Elon Musk’s latest home-greening technology is starting small, with only the earliest of adopters coming off a multiyear waitlist
Eric and Tara Neumann are all-in on Tesla Inc. In the summer of 2018, they got an electric Model 3 sedan with the vanity license plate 800DAYZ, as in how long they waited for the $52,000 electric car after putting down their $1,000 deposit. That December, they bought a used Model X SUV for roughly $69,200. And a few weeks ago, they were among the first in California’s San Francisco Bay Area to get the latest version of Tesla’s Solar Roof installed on their house. The roof setup, which comes with two Tesla home batteries known as Powerwalls, was $83,000, financed through the company.
“When we bought the house, we knew we needed to replace the roof, and we knew we wanted to go solar,” Eric Neumann says in the family’s San Ramon driveway. “We’re both geeks, and we’re both in IT. We didn’t mind having to pay extra.” They put down a $1,000 deposit for a Solar Roof back in 2018, too. Federal and state tax credits took about $10,000 off the price tag for the Model 3; with the roof gear, expected to help offset their electric bill, a federal tax credit will cover about a fourth of the purchase and installation costs
Elon Musk, Tesla’s chief executive officer, is pushing the Solar Roof and batteries as essential components of the company’s drive to reduce fossil fuel use. “The future that we all want is the future where you look around and the roofs are gathering energy and doing something useful,” he said during a conference callabout the latest iteration of the product last fall. The Solar Roof is a mix of glass roof tiles and solar energy-collecting tiles that are made at Tesla’s factory in Buffalo, New York. (From the ground, it’s tough to pick out the solar tiles from the dummy tiles.)
The new systems are just starting to dot neighborhoods in California, with Tesla customers taking to YouTube and Instagram to spread the word. PG&E, the dominant utility in Northern California, doesn’t break down statistics by company but has roughly 450,000 residential solar customers and connects about 300 new home energy-storage battery systems to the grid each month.
Solar and battery products have been a small, “easy to forget” portion of Tesla’s sales thus far, Alexander Potter, a Piper Sandler & Co. analyst, wrote in a report released late Tuesday. But if Musk means it when he says the business could one day rival the automotive segment of Tesla’s business, “investors will eventually need to pay attention,” he said, raising his price target by 27% to $928, the highest on Wall Street
Musk first unveiled the roof idea in the fall of 2016, weeks before Tesla acquired solar-panel installer SolarCity for about $2 billion. Tesla shareholders challenged the acquisition, naming Tesla’s board of directors as defendants. All the directors except for Musk reached a tentative settlement last month, leaving the CEO—who also happens to be Tesla’s largest shareholder—to battle alone.
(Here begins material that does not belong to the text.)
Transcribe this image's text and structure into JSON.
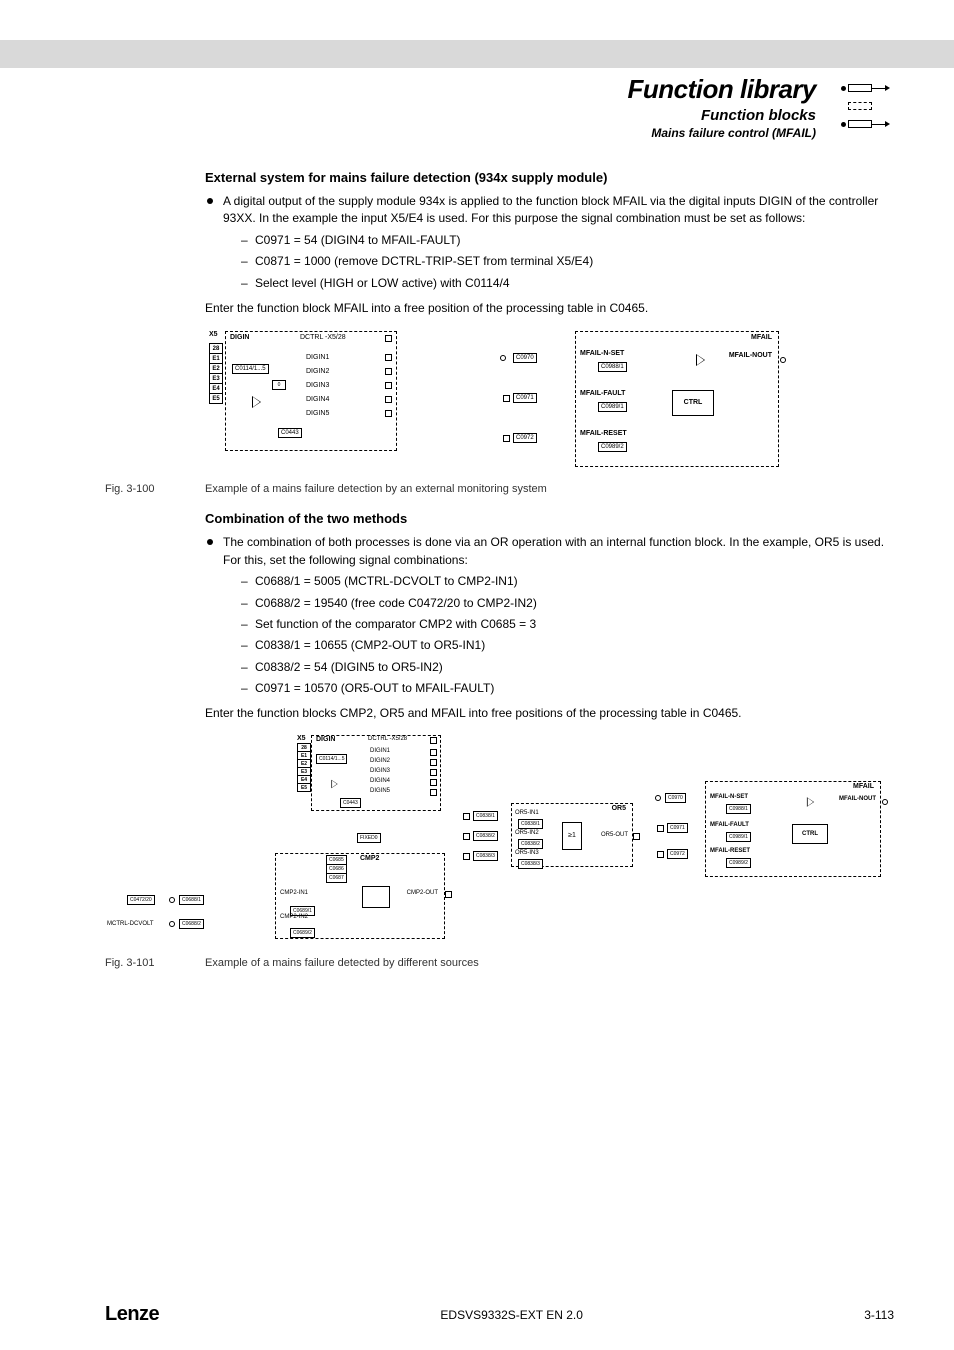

Judge Joseph Slights III is scheduled to hear the case in Delaware Chancery Court in a 10-day trial starting on March 16.
After a lot of engineering work (and cost-cutting), Tesla still has things to figure out. Musk has said he’s targeting an install time of just eight hours. The Neumanns’ installation took 17 days: six to tear off the old roof and 11 to install the new one. Tesla now needs to expand its manufacturing and installation capabilities. The company is hiring roofers and installers to deploy the Solar Roof in 17 states, including New York and Texas
In its most recent annual report, Tesla says that the Solar Roof “features aesthetically pleasing and durable glass roofing tiles designed to complement the architecture of homes and commercial buildings while turning sunlight into electricity.” Appearances are a significant part of the appeal. The Neumanns are thrilled with how their roof looks, and their seven-minute YouTube video about the installation has been viewed more than 220,000 times.
“Hats off to Tesla for making a go at an actual solar roof. It’s a lot more work, and it’s a very time-consuming and tricky thing to do,” says Barry Cinnamon, CEO of Cinnamon Energy Systems, a solar and battery storage installer in Silicon Valley. There’s a market, he says, “among people who really love Tesla, have the cars, and have a lot of money.”